In medieval logic, syncategoremata are words which are not categorematic: they cannot be used on their own as a subject term or as a predicate term. Syncategorematic terms can occur in a categorical or hypothetical proposition only with at least one matched pair of categorematic words – e.g., only Socrates runs (Solus Socrates currit), Socrates does not run (Socrates non currit).
More than fifty different words were considered in the medieval logicians' treatment of syncategoremata.
- Quaestiones Victorinae 1st half 12th century
- In de Rijk, Logica Modernorum Vol. 2, Assen: Van Gorcum 1967.
- Tractatus de univocatione (ed. de Rijk) 3rd quarter 12th century

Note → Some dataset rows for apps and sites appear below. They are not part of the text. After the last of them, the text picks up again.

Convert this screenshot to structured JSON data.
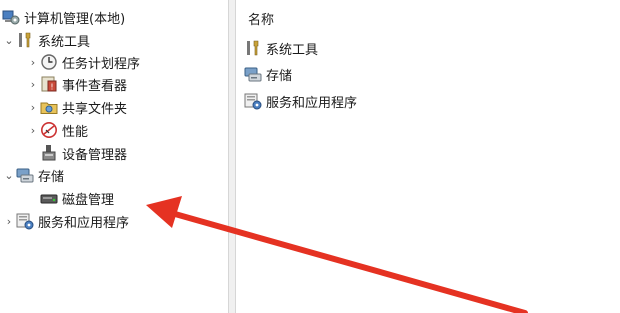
{
  "tree": {
    "root": {
      "label": "计算机管理(本地)",
      "icon": "computer-management-icon"
    },
    "system_tools": {
      "label": "系统工具",
      "icon": "tools-icon",
      "expanded": true,
      "children": [
        {
          "label": "任务计划程序",
          "icon": "clock-icon"
        },
        {
          "label": "事件查看器",
          "icon": "event-viewer-icon"
        },
        {
          "label": "共享文件夹",
          "icon": "shared-folder-icon"
        },
        {
          "label": "性能",
          "icon": "performance-icon"
        },
        {
          "label": "设备管理器",
          "icon": "device-manager-icon"
        }
      ]
    },
    "storage": {
      "label": "存储",
      "icon": "storage-icon",
      "expanded": true,
      "children": [
        {
          "label": "磁盘管理",
          "icon": "disk-icon"
        }
      ]
    },
    "services": {
      "label": "服务和应用程序",
      "icon": "services-icon"
    }
  },
  "details": {
    "column_header": "名称",
    "items": [
      {
        "label": "系统工具",
        "icon": "tools-icon"
      },
      {
        "label": "存储",
        "icon": "storage-icon"
      },
      {
        "label": "服务和应用程序",
        "icon": "services-icon"
      }
    ]
  },
  "annotation": {
    "color": "#e53222",
    "icon": "red-arrow"
  }
}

- Ars Emmerana (ed. de Rijk) 3rd quarter 12th century
- Ars Meliduna (ed. de Rijk) 1170/80
- Syncategoremata Monacensia (ed. Braakhuis) 4th quarter 12th century
- Tractatus implicitarum end of 12th century
- Dialectia Monacensis (ed. de Rijk) 4th quarter 12th century
- Tractatus Anagnini (ed. de Rijk) 1st decades 13th century
- Robert Bacon Syncategoremata (ed. Braakhuis) 1200/1210
- John le Page Syncategoremata (ed. Braakhuis) 1220/1230
- Richard the Sophister Abstractiones 1220/1230?
- Peter of Spain Tractatus (ed. de Rijk) 1230/1240
- Peter of Spain Syncategoremata (ed. Braakhuis) 1230/1240
- William of Sherwood Syncategoremata (ed. O'Donnell) 1230/1240
- Sophismata logicalia after 1230
- Nicholas of Paris Summe Metenses (exc. de Rijk) c. 1250
- Nicholas of Paris Syncategoremata (ed. de Rijk) c. 1250
- Quoniam ignoratis communibus (exc. Grabmann) c. 1250
- Kretzmann, Norman. "Syncategoremata, exponibilia, sophismata." The Cambridge History of Later Medieval Philosophy